Laser Surface Treatment
Lasers are used to modify surfaces by selectively removing coatings or by phase transition of crystalline materials such as metals in order to change the material’s characteristics.
The aim of such operations will be to increase electrical conduction; to surface harden carbon steels for better wear resistance; or to clean surfaces prior to bonding or putting mould tools back into service.
Transformational hardening using a laser has considerable advantages over conventional hardening techniques as it is rapid, selective and restricted to the surface. This means that components may be hardened only at wear points, leaving the bulk of the material unhardened and therefore less brittle.
Carbon Steels are suitable for laser hardening; the first step is for the surface of the metal to be rapidly heated to a level above the austenising point. This temperature will be below the material melting point and so will not damage the part. Lasers are ideal for this operation, possessing sufficient power density to locally raise the temperature of any surface within line-of-sight. Diode lasers are often the laser of choice for this operation as they are attractive in terms of cost per Watt and at a wavelength of just under 1um, are, unlike CO2 lasers, fairly well absorbed by solid metals.
The second step is quenching – the surface must be rapidly cooled during which the Austenite transforms to a Martensite phase. Again, laser processing provides a key advantage over other forms of heating – as the laser is capable of raising the surface temperature so rapidly, the total heat added will be sufficiently small that components or tools will self-quench by internal thermal conduction.
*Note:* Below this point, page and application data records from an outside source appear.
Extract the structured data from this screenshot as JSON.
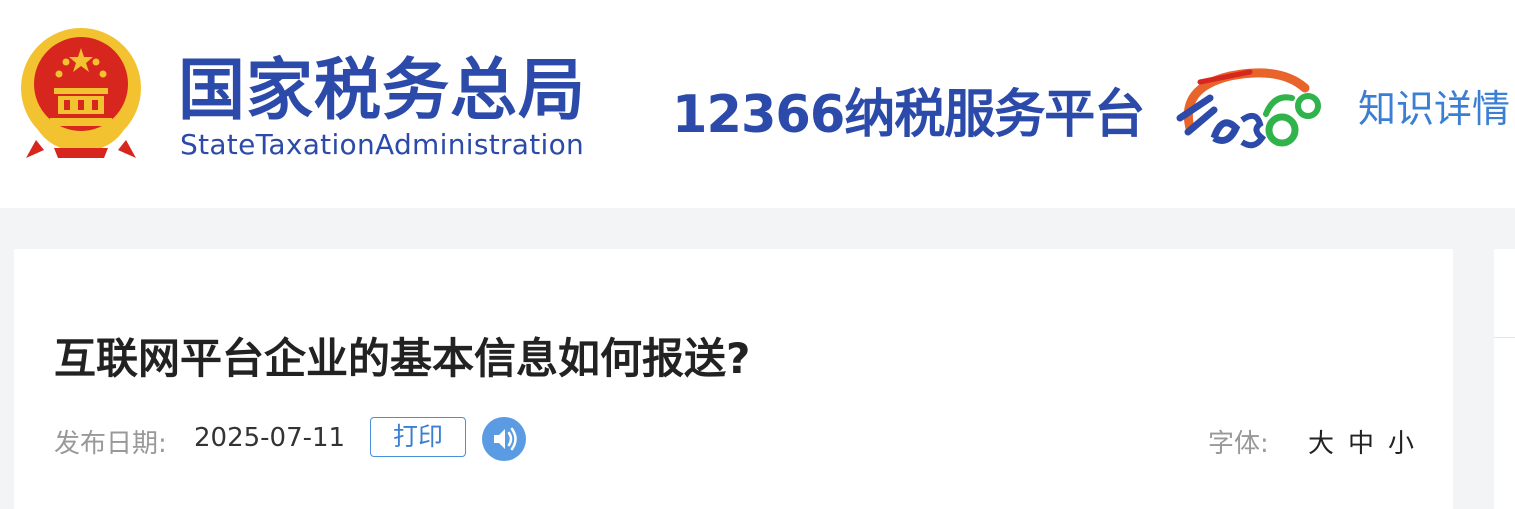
{
  "header": {
    "org_name_cn": "国家税务总局",
    "org_name_en": "StateTaxationAdministration",
    "platform_name": "12366纳税服务平台",
    "logo_text": "12366",
    "knowledge_link": "知识详情"
  },
  "article": {
    "title": "互联网平台企业的基本信息如何报送?",
    "date_label": "发布日期:",
    "date_value": "2025-07-11",
    "print_label": "打印",
    "font_label": "字体:",
    "font_sizes": {
      "large": "大",
      "medium": "中",
      "small": "小"
    }
  },
  "colors": {
    "brand_blue": "#2b4aa9",
    "link_blue": "#3b7fd4",
    "audio_blue": "#5b9be3",
    "emblem_red": "#d7261e",
    "emblem_gold": "#f3c230"
  },
  "icons": {
    "emblem": "national-emblem-icon",
    "logo": "12366-logo-icon",
    "audio": "speaker-icon"
  }
}
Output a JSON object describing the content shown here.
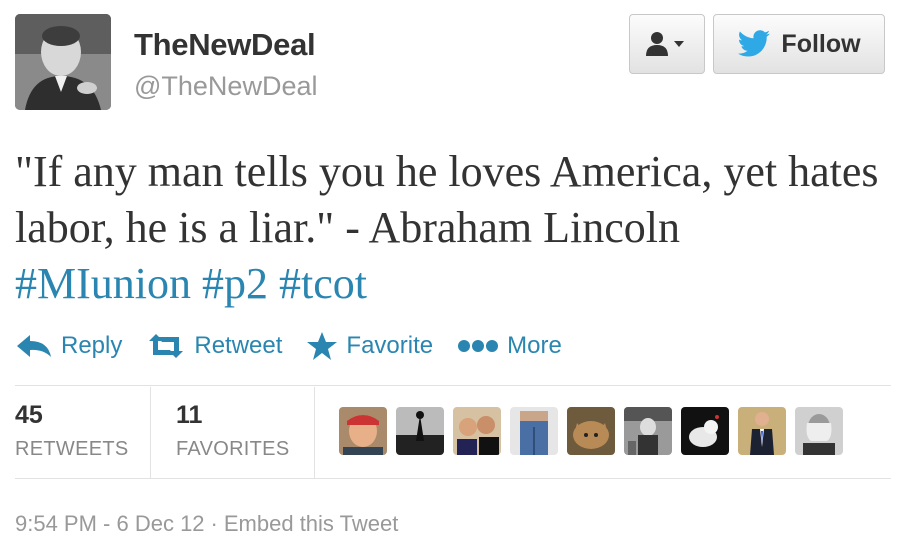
{
  "user": {
    "display_name": "TheNewDeal",
    "screen_name": "@TheNewDeal",
    "avatar_icon": "profile-photo"
  },
  "header": {
    "user_menu_icon": "user-dropdown-icon",
    "follow_label": "Follow"
  },
  "tweet": {
    "text": "\"If any man tells you he loves America, yet hates labor, he is a liar.\" - Abraham Lincoln",
    "hashtags": [
      "#MIunion",
      "#p2",
      "#tcot"
    ]
  },
  "actions": {
    "reply": "Reply",
    "retweet": "Retweet",
    "favorite": "Favorite",
    "more": "More"
  },
  "stats": {
    "retweets_count": "45",
    "retweets_label": "RETWEETS",
    "favorites_count": "11",
    "favorites_label": "FAVORITES"
  },
  "footer": {
    "timestamp": "9:54 PM - 6 Dec 12",
    "separator": "·",
    "embed_label": "Embed this Tweet"
  },
  "colors": {
    "link": "#2a86b0",
    "twitter_bird": "#2fa9e6"
  }
}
Plastic Injection Mould Cleaning
Moulds and tools can develop deposits which inhibit their efficient operation, particularly those moulding rubber tyres or footwear. Lasers are also suitable for removing other deposits such as soot, oil and silicone.
Such large-scale operations require high average power and also high peak power to cleanly ablate such organic deposits. A Q-switched source such as Rofin’s DQ-Series is suitable.
Removal of Coatings
Paint can be locally stripped using laser from regions where electrical connection or earthing is required. In the production of solar panels, all layers applied need removing from the edge region of the glass substrate so that the panel can be sealed from ingress in all weather conditions.
As with cleaning operations, Rofin’s DQ-Series high power Q-switched YAG can perform the task at commercial throughputs.